Exercise goal
Run through the records and, wherever a line holds the word "print", return that line.

-- Supplied entries follows --

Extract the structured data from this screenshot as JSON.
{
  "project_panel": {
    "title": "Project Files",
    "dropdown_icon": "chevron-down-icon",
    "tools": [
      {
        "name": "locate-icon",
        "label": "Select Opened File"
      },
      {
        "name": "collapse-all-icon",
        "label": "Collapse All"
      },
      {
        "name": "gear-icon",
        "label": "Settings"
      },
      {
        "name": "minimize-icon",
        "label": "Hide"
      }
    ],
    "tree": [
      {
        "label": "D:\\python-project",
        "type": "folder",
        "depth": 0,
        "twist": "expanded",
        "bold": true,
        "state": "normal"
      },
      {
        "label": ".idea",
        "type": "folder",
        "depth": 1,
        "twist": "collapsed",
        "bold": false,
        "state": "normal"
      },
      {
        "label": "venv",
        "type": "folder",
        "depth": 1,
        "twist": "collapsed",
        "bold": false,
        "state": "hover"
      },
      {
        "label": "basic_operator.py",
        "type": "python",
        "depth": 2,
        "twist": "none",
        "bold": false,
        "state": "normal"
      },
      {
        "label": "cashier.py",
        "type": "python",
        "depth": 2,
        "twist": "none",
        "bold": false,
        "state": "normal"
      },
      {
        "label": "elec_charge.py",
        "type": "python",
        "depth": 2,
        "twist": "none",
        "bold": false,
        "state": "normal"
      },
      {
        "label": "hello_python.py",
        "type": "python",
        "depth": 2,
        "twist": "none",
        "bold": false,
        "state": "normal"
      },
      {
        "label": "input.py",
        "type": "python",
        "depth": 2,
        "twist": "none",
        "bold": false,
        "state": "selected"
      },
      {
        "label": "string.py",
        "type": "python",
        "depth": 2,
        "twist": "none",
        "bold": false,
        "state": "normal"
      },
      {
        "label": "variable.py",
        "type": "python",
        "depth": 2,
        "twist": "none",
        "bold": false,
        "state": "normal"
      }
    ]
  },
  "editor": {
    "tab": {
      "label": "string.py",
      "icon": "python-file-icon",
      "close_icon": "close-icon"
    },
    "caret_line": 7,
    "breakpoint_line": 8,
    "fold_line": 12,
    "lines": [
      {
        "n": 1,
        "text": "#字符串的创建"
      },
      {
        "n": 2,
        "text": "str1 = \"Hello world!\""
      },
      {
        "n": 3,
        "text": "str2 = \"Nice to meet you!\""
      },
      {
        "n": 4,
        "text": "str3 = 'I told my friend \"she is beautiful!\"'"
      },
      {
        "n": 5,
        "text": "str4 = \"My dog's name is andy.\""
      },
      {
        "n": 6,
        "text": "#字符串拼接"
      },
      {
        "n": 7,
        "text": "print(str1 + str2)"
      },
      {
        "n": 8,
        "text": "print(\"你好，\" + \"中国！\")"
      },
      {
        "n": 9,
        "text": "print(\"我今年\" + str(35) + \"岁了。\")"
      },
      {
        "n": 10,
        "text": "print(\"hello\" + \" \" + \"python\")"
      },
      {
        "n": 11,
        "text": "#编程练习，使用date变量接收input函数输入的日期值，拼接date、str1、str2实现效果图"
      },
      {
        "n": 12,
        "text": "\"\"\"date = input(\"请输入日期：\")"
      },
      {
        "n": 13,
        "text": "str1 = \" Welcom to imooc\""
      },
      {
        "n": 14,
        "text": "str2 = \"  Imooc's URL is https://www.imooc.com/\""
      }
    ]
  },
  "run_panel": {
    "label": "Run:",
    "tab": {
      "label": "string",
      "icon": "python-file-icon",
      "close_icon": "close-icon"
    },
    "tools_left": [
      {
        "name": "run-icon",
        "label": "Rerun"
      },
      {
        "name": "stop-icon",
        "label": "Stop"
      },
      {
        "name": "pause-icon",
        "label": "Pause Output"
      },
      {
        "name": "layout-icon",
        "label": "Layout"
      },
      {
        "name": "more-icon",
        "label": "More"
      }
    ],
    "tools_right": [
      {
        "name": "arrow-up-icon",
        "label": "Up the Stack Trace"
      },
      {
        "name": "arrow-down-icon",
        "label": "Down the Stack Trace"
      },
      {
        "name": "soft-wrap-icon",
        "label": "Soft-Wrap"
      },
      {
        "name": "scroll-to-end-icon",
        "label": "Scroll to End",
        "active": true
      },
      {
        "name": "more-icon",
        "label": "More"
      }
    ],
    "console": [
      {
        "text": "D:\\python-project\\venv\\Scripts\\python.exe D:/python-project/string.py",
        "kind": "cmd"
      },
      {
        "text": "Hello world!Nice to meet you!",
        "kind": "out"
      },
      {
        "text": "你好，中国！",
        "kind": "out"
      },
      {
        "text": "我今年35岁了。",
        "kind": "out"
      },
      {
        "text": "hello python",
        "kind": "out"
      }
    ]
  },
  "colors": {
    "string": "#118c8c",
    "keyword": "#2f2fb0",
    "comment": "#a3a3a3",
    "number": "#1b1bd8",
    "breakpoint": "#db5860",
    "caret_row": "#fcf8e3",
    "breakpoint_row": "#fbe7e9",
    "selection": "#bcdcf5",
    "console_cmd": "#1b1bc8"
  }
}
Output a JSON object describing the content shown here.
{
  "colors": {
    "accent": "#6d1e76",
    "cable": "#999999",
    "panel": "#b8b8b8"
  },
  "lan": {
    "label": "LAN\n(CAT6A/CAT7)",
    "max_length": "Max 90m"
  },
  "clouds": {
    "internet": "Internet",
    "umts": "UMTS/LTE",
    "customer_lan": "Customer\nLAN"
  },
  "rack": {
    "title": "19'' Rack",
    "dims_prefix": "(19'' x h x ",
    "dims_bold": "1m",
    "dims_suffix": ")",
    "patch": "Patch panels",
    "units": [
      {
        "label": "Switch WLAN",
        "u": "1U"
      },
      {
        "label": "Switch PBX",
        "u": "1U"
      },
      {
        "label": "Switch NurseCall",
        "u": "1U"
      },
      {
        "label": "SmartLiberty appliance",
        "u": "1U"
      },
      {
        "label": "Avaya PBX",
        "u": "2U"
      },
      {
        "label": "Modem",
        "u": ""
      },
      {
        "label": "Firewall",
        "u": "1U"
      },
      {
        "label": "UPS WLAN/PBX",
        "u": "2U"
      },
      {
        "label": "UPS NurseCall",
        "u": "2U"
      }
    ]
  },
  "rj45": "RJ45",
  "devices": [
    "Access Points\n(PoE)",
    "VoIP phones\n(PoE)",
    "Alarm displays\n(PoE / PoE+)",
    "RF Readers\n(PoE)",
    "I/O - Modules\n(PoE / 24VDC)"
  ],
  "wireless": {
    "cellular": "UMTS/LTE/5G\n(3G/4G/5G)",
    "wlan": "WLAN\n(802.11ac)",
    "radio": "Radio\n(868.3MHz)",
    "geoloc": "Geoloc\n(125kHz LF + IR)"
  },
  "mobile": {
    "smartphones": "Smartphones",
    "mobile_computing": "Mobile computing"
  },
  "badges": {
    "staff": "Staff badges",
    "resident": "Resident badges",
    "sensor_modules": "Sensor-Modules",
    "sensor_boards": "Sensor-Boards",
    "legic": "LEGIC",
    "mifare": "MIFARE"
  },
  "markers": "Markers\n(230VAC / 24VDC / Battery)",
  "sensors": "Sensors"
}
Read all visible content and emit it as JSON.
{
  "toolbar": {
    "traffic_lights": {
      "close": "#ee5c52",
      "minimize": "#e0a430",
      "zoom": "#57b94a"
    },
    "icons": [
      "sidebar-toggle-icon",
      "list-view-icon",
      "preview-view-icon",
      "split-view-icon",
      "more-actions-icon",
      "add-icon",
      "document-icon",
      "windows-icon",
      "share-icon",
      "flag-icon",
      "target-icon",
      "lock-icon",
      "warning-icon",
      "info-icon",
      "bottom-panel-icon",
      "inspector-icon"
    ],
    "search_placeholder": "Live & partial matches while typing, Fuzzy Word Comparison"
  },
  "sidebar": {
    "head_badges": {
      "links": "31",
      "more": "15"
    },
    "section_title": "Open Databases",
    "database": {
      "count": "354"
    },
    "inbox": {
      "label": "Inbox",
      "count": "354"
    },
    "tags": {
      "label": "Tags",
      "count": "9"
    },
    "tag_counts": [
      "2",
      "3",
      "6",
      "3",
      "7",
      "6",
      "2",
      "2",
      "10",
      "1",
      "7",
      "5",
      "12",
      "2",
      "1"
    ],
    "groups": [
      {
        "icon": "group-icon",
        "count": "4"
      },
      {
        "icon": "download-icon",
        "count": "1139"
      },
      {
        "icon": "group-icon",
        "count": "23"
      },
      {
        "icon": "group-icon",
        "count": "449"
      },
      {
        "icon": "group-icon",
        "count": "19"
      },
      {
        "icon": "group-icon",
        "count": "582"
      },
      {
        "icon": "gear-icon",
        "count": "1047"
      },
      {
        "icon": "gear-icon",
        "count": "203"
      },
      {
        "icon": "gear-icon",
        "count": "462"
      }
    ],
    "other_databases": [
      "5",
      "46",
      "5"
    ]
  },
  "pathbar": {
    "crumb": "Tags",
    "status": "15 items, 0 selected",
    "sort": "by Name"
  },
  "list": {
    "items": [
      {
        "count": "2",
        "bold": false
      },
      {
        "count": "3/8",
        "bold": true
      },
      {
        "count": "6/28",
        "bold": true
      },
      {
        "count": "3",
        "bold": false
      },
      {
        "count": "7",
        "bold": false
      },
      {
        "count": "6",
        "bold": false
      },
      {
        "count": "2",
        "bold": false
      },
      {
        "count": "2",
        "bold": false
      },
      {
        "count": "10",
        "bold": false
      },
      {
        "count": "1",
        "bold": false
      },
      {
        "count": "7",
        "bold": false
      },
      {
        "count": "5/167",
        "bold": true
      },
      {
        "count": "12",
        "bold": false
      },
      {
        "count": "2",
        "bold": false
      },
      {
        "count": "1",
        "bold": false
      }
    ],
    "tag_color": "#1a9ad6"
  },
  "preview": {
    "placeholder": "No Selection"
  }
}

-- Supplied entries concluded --

Result of this exercise
        "text": "print(str1 + str2)"
        "text": "print(\"你好，\" + \"中国！\")"
        "text": "print(\"我今年\" + str(35) + \"岁了。\")"
        "text": "print(\"hello\" + \" \" + \"python\")"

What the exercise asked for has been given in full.